    Note: Save your project schedule, including the Gantt chart, in ProjectLibre.

The project schedule should:

  • Start on February 1st and complete before December 31st of the year you are taking this class. That will be Year 0.
  • Identify the precursor activities as necessary.
  • Sequence the activities.
  • Indicate a single start and end date for each task.
  • Create a project budget. You may create the budget in ProjectLibre or in MS Excel.
    • If you choose MS Excel:
      • Copy your work in ProjectLibre to MS Excel:
        • Put the cursor in the upper-left box to darken all the columns, use “CTRL C” to copy the ProjectLibre content, and then paste into MS Excel.
      • Add another column for budget. Assign a budget to each task. You have full discretion to develop the budget subject to the following guidelines:
      • The total budget may not exceed $100,000.
      • Each task must be assigned a budget.
    • If you choose ProjectLibre:
      • You have full discretion to develop the budget subject to the following guidelines:
        • The total budget may not exceed $100,000.
        • Each task must be assigned a budget.

What are Tesla’s strengths and weaknesses? Does it have any sources of sustainable competitive advantage?

1. What are the challenges and opportunities of competing in the electric vehicle industry?

2. What are Tesla’s strengths and weaknesses? Does it have any sources of sustainable competitive advantage?

3. How is the Tesla Model S positioned in the market? How do its functional-level strategies align with this positioning?

4. Did it make sense for Tesla to enter the market with a high-end car, and plan a transition path to a mass-market car? Explain.

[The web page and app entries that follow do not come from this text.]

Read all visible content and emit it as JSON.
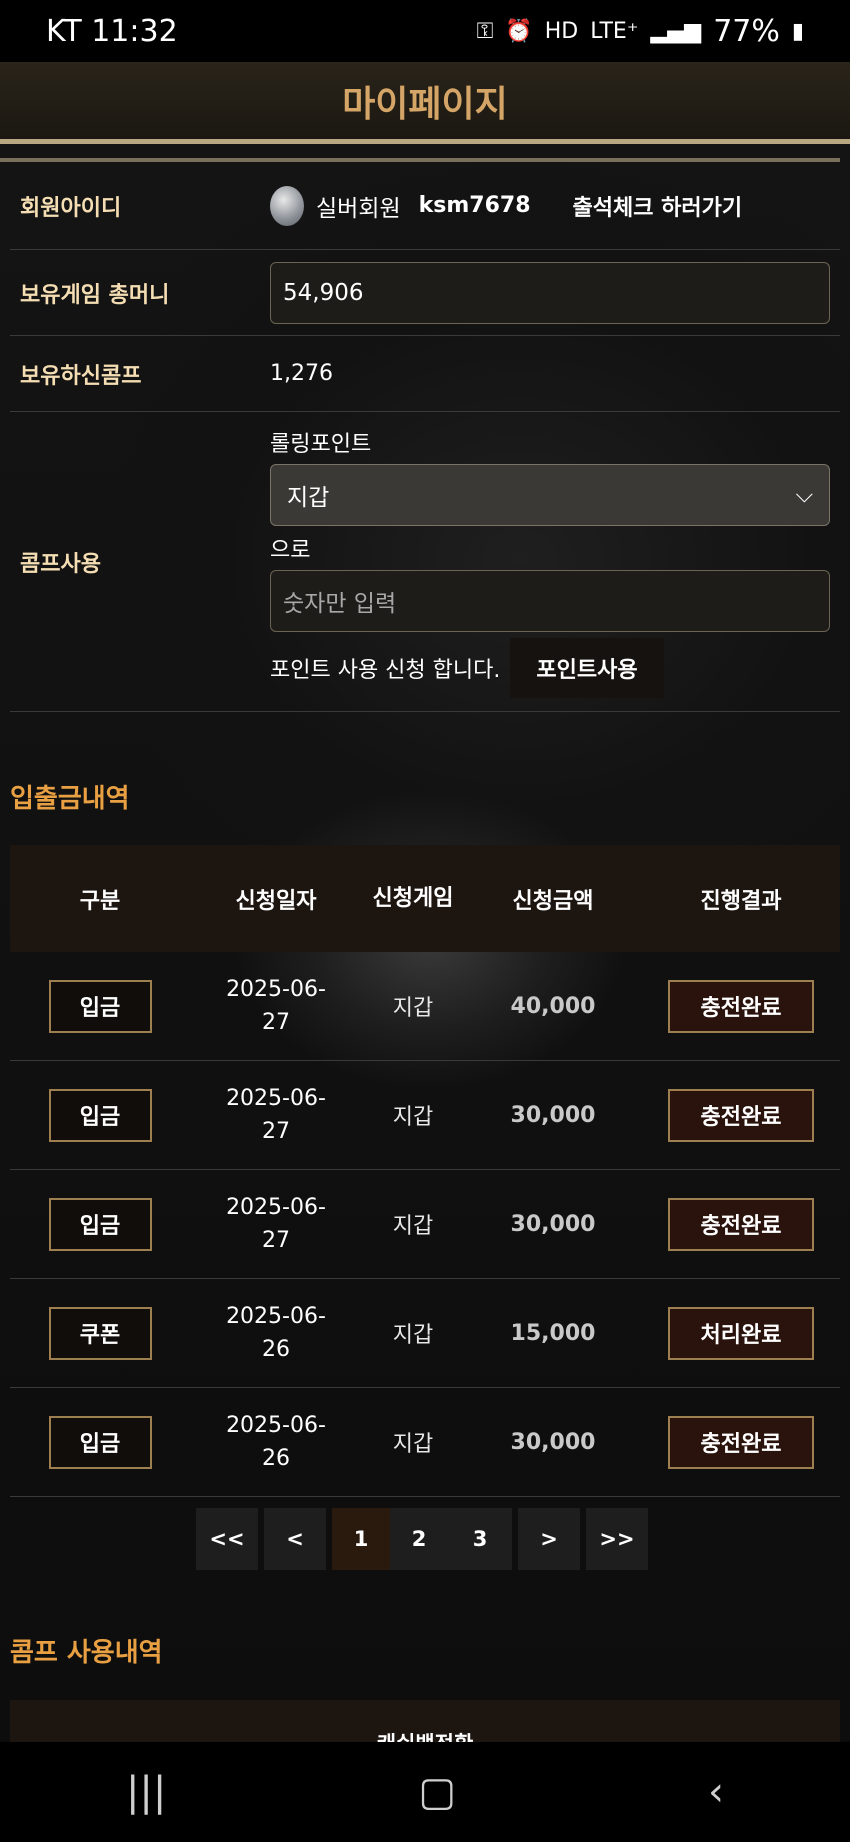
{
  "status_bar": {
    "carrier_time": "KT 11:32",
    "icons": [
      "key-icon",
      "alarm-icon",
      "hd-icon",
      "lte-icon",
      "signal-icon"
    ],
    "battery": "77%"
  },
  "header": {
    "title": "마이페이지"
  },
  "profile": {
    "member_id_label": "회원아이디",
    "grade": "실버회원",
    "user_id": "ksm7678",
    "attendance_link": "출석체크 하러가기",
    "money_label": "보유게임 총머니",
    "money_value": "54,906",
    "comp_label": "보유하신콤프",
    "comp_value": "1,276",
    "comp_use_label": "콤프사용",
    "rolling_label": "롤링포인트",
    "wallet_select": "지갑",
    "to_text": "으로",
    "amount_placeholder": "숫자만 입력",
    "apply_text": "포인트 사용 신청 합니다.",
    "use_button": "포인트사용"
  },
  "history": {
    "title": "입출금내역",
    "columns": [
      "구분",
      "신청일자",
      "신청게임",
      "신청금액",
      "진행결과"
    ],
    "rows": [
      {
        "type": "입금",
        "date": "2025-06-27",
        "game": "지갑",
        "amount": "40,000",
        "status": "충전완료"
      },
      {
        "type": "입금",
        "date": "2025-06-27",
        "game": "지갑",
        "amount": "30,000",
        "status": "충전완료"
      },
      {
        "type": "입금",
        "date": "2025-06-27",
        "game": "지갑",
        "amount": "30,000",
        "status": "충전완료"
      },
      {
        "type": "쿠폰",
        "date": "2025-06-26",
        "game": "지갑",
        "amount": "15,000",
        "status": "처리완료"
      },
      {
        "type": "입금",
        "date": "2025-06-26",
        "game": "지갑",
        "amount": "30,000",
        "status": "충전완료"
      }
    ]
  },
  "pagination": {
    "first": "<<",
    "prev": "<",
    "pages": [
      "1",
      "2",
      "3"
    ],
    "next": ">",
    "last": ">>",
    "current": "1"
  },
  "comp_history": {
    "title": "콤프 사용내역",
    "column": "캐쉬백전환"
  },
  "colors": {
    "accent": "#e8a043",
    "label": "#f5deb3",
    "status_bg": "#2b130d"
  }
}
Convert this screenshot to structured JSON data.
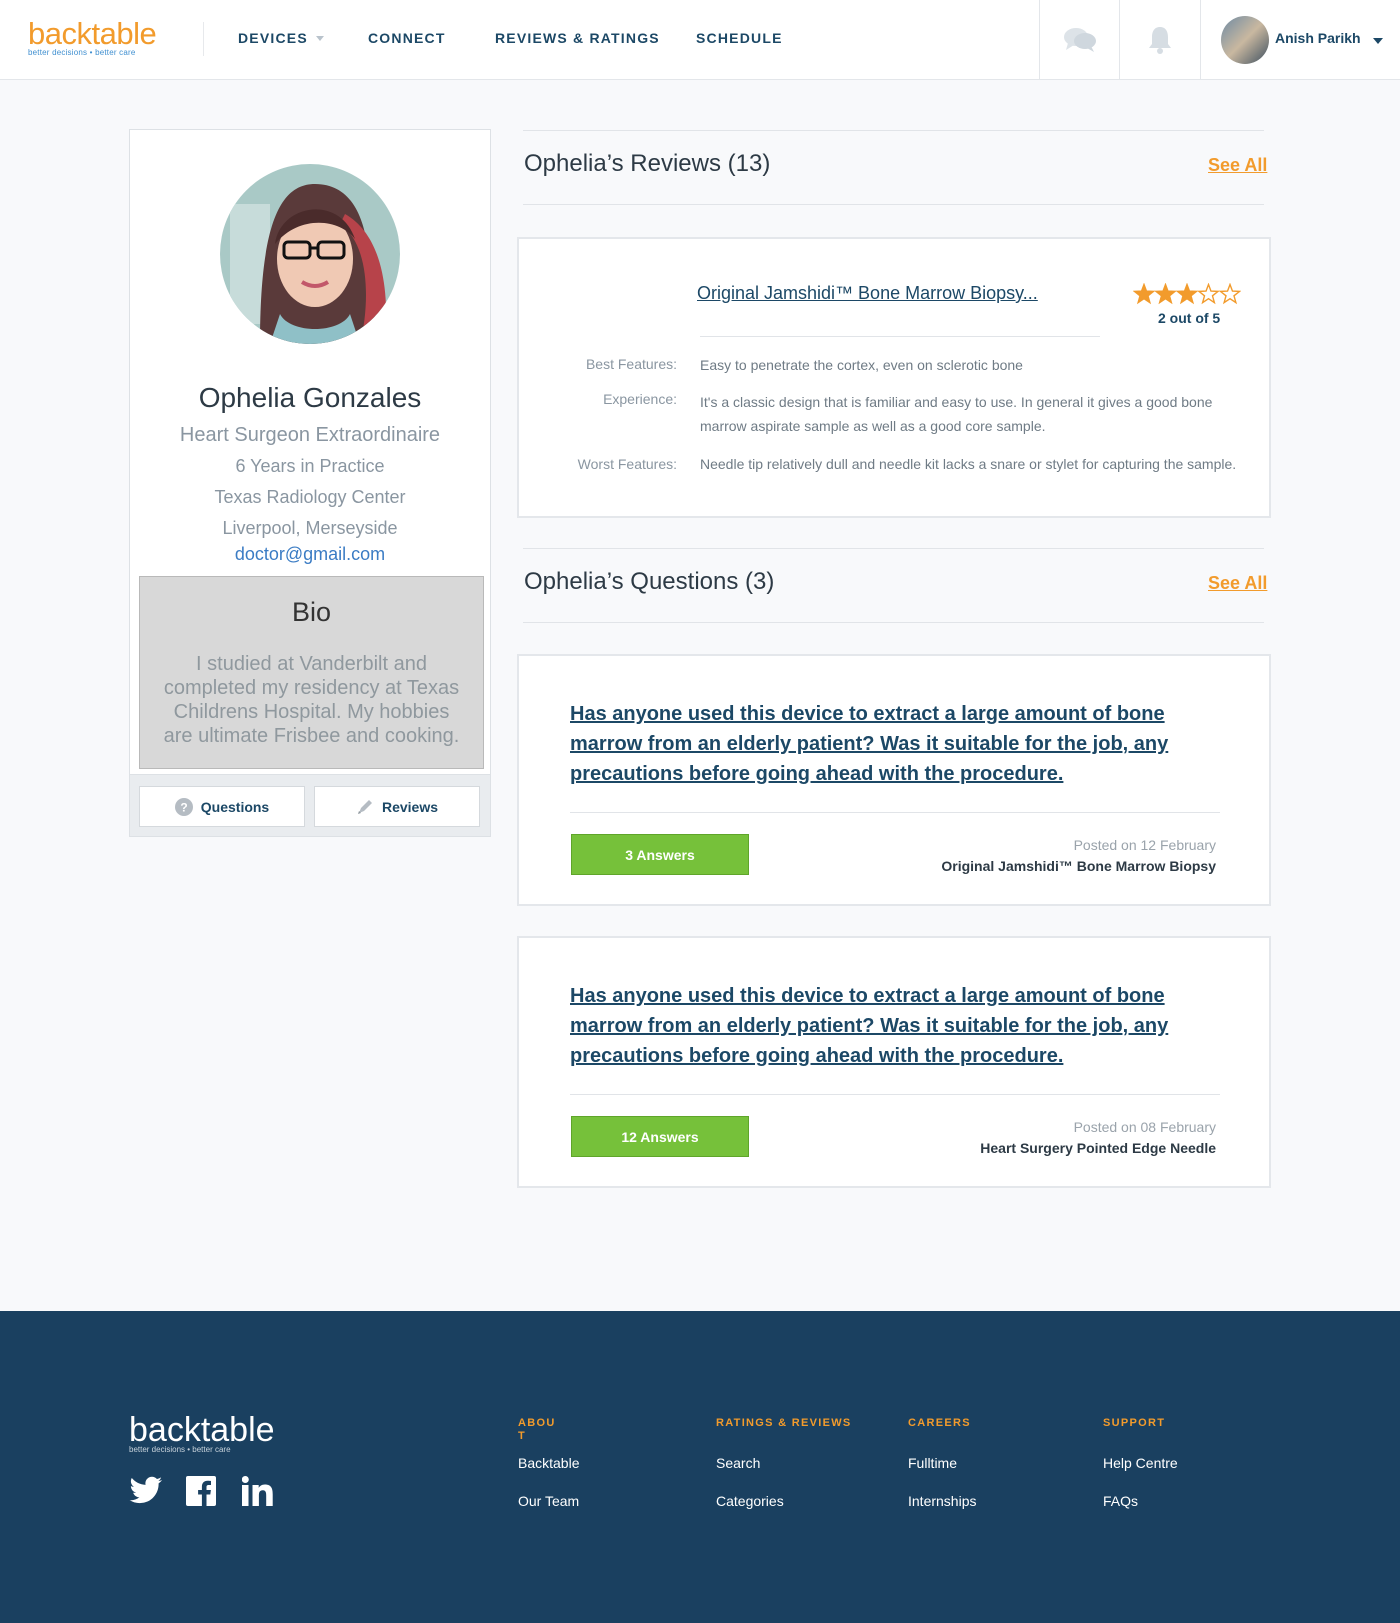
{
  "header": {
    "logo": "backtable",
    "tagline": "better decisions • better care",
    "nav": [
      "DEVICES",
      "CONNECT",
      "REVIEWS & RATINGS",
      "SCHEDULE"
    ],
    "user_name": "Anish Parikh"
  },
  "profile": {
    "name": "Ophelia Gonzales",
    "title": "Heart Surgeon Extraordinaire",
    "years": "6 Years in Practice",
    "center": "Texas Radiology Center",
    "location": "Liverpool, Merseyside",
    "email": "doctor@gmail.com",
    "bio_title": "Bio",
    "bio_text": "I studied at Vanderbilt and completed my residency at Texas Childrens Hospital. My hobbies are ultimate Frisbee and cooking.",
    "buttons": {
      "questions": "Questions",
      "reviews": "Reviews"
    }
  },
  "reviews": {
    "title": "Ophelia’s Reviews (13)",
    "see_all": "See All",
    "item": {
      "device": "Original Jamshidi™ Bone Marrow Biopsy...",
      "rating": 2,
      "rating_max": 5,
      "rating_text": "2 out of 5",
      "best_label": "Best Features:",
      "best": "Easy to penetrate the cortex, even on sclerotic bone",
      "exp_label": "Experience:",
      "exp": "It's a classic design that is familiar and easy to use. In general it gives a good bone marrow aspirate sample as well as a good core sample.",
      "worst_label": "Worst Features:",
      "worst": "Needle tip relatively dull and needle kit lacks a snare or stylet for capturing the sample."
    }
  },
  "questions": {
    "title": "Ophelia’s Questions (3)",
    "see_all": "See All",
    "items": [
      {
        "text": "Has anyone used this device to extract a large amount of bone marrow from an elderly patient? Was it suitable for the job, any precautions before going ahead with the procedure.",
        "answers": "3 Answers",
        "posted": "Posted on 12 February",
        "device": "Original Jamshidi™ Bone Marrow Biopsy"
      },
      {
        "text": "Has anyone used this device to extract a large amount of bone marrow from an elderly patient? Was it suitable for the job, any precautions before going ahead with the procedure.",
        "answers": "12 Answers",
        "posted": "Posted on 08 February",
        "device": "Heart Surgery Pointed Edge Needle"
      }
    ]
  },
  "footer": {
    "logo": "backtable",
    "tagline": "better decisions • better care",
    "columns": [
      {
        "head": "ABOU\nT",
        "links": [
          "Backtable",
          "Our Team"
        ]
      },
      {
        "head": "RATINGS & REVIEWS",
        "links": [
          "Search",
          "Categories"
        ]
      },
      {
        "head": "CAREERS",
        "links": [
          "Fulltime",
          "Internships"
        ]
      },
      {
        "head": "SUPPORT",
        "links": [
          "Help Centre",
          "FAQs"
        ]
      }
    ]
  },
  "colors": {
    "accent": "#f29b2c",
    "navy": "#1c4866",
    "green": "#76c13a",
    "footer": "#1a4060"
  }
}
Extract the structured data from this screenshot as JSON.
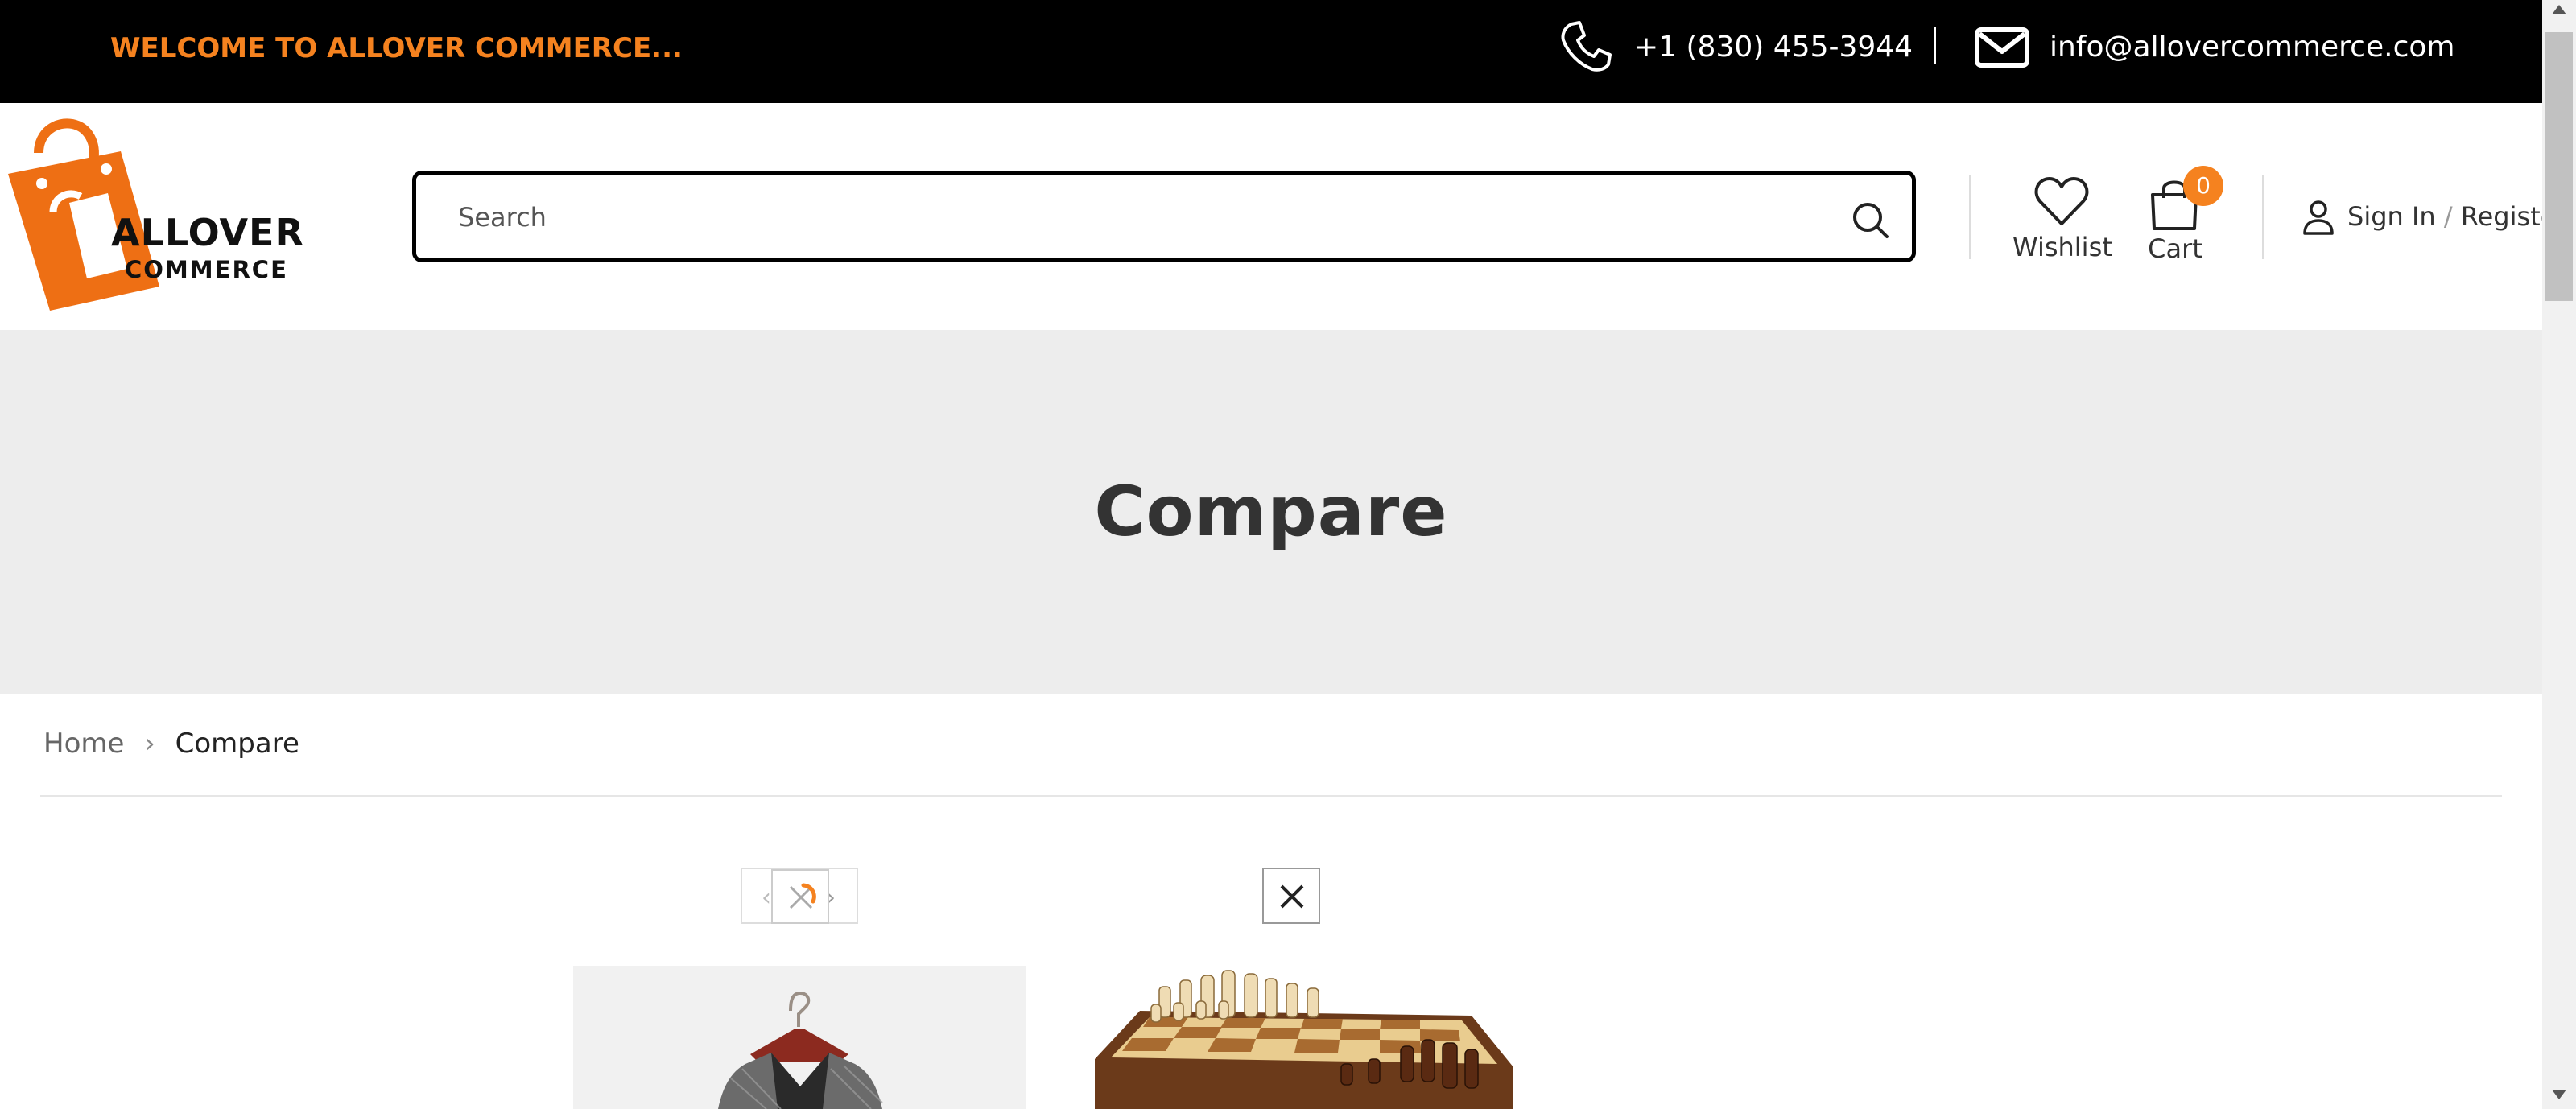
{
  "topbar": {
    "welcome": "WELCOME TO ALLOVER COMMERCE...",
    "phone": "+1 (830) 455-3944",
    "email": "info@allovercommerce.com",
    "phone_icon": "phone-icon",
    "email_icon": "envelope-icon"
  },
  "logo": {
    "line1": "ALLOVER",
    "line2": "COMMERCE"
  },
  "search": {
    "placeholder": "Search",
    "icon": "search-icon"
  },
  "header_actions": {
    "wishlist_label": "Wishlist",
    "cart_label": "Cart",
    "cart_count": "0",
    "sign_in": "Sign In",
    "separator": "/",
    "register": "Register"
  },
  "banner": {
    "title": "Compare"
  },
  "breadcrumb": {
    "home": "Home",
    "arrow": "›",
    "current": "Compare"
  },
  "products": {
    "prev_arrow": "‹",
    "next_arrow": "›"
  },
  "colors": {
    "accent": "#f5821f",
    "topbar_bg": "#000000",
    "banner_bg": "#ededed"
  }
}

5. Why did Tesla enter residential power storage and solar cell production? Is the company trying to do too many things at once?